Previously, scientists have detected water vapor on other planets with special circumstances, such as an orbit that takes it in front of its star when seen from Earth. Other detections have come on planets that are far from their host stars.
The infrared-radiation technique will enable scientists to study planets that don’t fit into those categories, Bender said. His team will take a look at planets near the sun that had not been previously studied because it was either too difficult or impossible to measure their atmospheres.
The detection of water in the atmosphere of the planet was part of a larger project for Bender. He’s working to characterize the atmospheres of hot, massive planets like Jupiter that are outside the Earth’s solar system.
The team includes a Penn State graduate student, Alexander Richert.

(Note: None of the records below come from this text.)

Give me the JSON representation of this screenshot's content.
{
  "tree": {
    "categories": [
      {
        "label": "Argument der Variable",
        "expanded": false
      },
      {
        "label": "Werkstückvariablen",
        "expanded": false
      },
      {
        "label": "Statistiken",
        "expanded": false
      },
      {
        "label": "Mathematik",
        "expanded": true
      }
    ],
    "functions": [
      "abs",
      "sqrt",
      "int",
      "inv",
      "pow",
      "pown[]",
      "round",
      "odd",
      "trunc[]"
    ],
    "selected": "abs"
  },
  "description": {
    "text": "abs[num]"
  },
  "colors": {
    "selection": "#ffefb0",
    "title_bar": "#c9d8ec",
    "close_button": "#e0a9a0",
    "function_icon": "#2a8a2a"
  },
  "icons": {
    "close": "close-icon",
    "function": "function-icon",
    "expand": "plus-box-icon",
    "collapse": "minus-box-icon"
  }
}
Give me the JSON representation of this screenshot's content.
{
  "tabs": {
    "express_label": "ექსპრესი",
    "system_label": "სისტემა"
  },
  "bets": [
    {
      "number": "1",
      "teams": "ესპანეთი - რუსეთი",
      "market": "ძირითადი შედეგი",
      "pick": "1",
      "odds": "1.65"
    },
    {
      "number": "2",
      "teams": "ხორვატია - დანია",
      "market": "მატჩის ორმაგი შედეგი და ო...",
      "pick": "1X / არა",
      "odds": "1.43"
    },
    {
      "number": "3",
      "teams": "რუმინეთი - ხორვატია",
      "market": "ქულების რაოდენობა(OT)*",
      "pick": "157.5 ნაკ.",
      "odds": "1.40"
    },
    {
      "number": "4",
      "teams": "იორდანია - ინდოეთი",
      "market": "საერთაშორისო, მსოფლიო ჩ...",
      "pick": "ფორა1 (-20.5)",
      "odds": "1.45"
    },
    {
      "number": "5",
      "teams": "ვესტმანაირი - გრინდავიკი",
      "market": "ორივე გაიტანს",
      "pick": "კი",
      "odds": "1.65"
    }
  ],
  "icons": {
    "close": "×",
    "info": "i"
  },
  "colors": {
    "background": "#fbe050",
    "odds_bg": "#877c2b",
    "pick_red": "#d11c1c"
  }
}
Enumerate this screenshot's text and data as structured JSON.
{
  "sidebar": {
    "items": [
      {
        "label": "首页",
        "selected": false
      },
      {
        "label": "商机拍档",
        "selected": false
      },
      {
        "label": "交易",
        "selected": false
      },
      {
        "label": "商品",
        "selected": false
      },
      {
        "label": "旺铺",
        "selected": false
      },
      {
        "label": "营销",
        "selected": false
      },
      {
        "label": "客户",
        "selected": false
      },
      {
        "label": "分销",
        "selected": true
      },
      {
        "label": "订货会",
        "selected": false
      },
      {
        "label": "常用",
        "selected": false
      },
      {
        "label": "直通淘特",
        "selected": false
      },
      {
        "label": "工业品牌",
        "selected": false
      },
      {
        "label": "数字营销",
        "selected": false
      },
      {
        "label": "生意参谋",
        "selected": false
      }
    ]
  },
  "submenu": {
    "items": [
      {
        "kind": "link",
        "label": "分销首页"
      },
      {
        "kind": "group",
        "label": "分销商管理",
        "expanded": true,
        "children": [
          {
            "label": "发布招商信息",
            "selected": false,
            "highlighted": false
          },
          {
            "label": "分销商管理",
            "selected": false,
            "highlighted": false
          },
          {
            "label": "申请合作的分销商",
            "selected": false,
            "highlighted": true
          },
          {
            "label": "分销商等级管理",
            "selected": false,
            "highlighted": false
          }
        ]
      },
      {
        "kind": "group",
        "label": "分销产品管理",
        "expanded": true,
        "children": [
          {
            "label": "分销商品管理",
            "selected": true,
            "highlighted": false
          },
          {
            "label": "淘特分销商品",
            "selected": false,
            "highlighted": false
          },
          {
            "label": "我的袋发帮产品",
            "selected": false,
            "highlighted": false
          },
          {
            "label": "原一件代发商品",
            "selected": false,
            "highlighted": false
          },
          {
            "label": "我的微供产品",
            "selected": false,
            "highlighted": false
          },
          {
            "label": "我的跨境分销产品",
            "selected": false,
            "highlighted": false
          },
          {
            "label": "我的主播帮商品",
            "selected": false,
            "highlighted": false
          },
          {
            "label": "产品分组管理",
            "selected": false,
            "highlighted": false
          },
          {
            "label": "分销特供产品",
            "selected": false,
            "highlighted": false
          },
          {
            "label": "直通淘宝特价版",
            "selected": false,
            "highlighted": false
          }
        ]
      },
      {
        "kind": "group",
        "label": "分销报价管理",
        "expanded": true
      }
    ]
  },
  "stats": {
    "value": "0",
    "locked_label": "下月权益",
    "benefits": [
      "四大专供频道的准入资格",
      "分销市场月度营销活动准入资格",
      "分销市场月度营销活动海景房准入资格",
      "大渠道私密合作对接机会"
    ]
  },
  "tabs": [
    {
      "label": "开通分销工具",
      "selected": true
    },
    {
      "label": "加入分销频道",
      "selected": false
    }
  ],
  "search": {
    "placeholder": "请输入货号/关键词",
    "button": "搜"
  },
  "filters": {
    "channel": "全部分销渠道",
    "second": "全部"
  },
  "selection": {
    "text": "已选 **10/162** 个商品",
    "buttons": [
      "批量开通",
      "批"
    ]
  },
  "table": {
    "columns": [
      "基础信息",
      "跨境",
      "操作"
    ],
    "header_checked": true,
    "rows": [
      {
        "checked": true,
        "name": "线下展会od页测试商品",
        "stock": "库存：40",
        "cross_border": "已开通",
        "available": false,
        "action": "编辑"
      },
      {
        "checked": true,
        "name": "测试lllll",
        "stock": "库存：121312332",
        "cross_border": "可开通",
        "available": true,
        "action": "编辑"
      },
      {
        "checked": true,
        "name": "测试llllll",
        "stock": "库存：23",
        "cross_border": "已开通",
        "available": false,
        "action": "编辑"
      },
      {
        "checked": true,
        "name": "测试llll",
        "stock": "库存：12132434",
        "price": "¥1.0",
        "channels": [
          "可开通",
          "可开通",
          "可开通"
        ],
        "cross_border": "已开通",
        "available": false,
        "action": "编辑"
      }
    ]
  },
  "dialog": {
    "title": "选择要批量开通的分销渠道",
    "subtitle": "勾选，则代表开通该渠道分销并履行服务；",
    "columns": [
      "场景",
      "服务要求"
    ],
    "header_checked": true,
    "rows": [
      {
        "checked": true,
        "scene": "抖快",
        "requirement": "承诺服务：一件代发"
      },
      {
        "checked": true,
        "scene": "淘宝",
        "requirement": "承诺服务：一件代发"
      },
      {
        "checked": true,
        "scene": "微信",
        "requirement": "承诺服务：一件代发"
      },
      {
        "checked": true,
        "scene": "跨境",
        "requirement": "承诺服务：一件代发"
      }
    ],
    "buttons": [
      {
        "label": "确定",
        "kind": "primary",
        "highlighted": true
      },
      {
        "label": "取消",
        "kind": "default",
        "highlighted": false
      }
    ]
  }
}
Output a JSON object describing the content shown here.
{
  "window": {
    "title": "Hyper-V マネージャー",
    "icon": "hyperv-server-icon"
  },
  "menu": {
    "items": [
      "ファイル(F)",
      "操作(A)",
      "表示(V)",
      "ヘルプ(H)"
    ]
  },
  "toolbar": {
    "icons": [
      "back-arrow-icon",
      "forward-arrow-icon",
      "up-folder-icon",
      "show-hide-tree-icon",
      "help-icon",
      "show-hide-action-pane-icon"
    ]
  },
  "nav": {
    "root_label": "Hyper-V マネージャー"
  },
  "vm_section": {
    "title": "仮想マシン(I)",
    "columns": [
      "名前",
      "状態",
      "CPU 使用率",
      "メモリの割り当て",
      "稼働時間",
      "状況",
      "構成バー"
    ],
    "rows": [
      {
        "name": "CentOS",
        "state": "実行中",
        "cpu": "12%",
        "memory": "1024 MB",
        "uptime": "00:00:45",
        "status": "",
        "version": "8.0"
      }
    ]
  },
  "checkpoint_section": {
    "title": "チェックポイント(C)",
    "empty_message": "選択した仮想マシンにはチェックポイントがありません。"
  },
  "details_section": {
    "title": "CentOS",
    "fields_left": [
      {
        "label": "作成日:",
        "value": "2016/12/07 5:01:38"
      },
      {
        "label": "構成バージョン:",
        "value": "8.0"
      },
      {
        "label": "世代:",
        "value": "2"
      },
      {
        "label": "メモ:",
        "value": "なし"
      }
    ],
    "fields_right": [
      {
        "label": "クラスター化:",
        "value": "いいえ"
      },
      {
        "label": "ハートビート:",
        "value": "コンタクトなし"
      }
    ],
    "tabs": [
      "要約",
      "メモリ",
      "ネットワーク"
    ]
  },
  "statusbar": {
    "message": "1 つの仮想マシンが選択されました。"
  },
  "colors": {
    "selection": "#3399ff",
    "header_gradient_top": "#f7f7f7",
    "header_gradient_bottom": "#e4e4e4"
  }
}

In addition to Penn State and Cal Tech, co-authors on the scientific paper are at the Naval Research Laboratory, University of Arizona and the Harvard-Smithsonian Center for Astrophysics.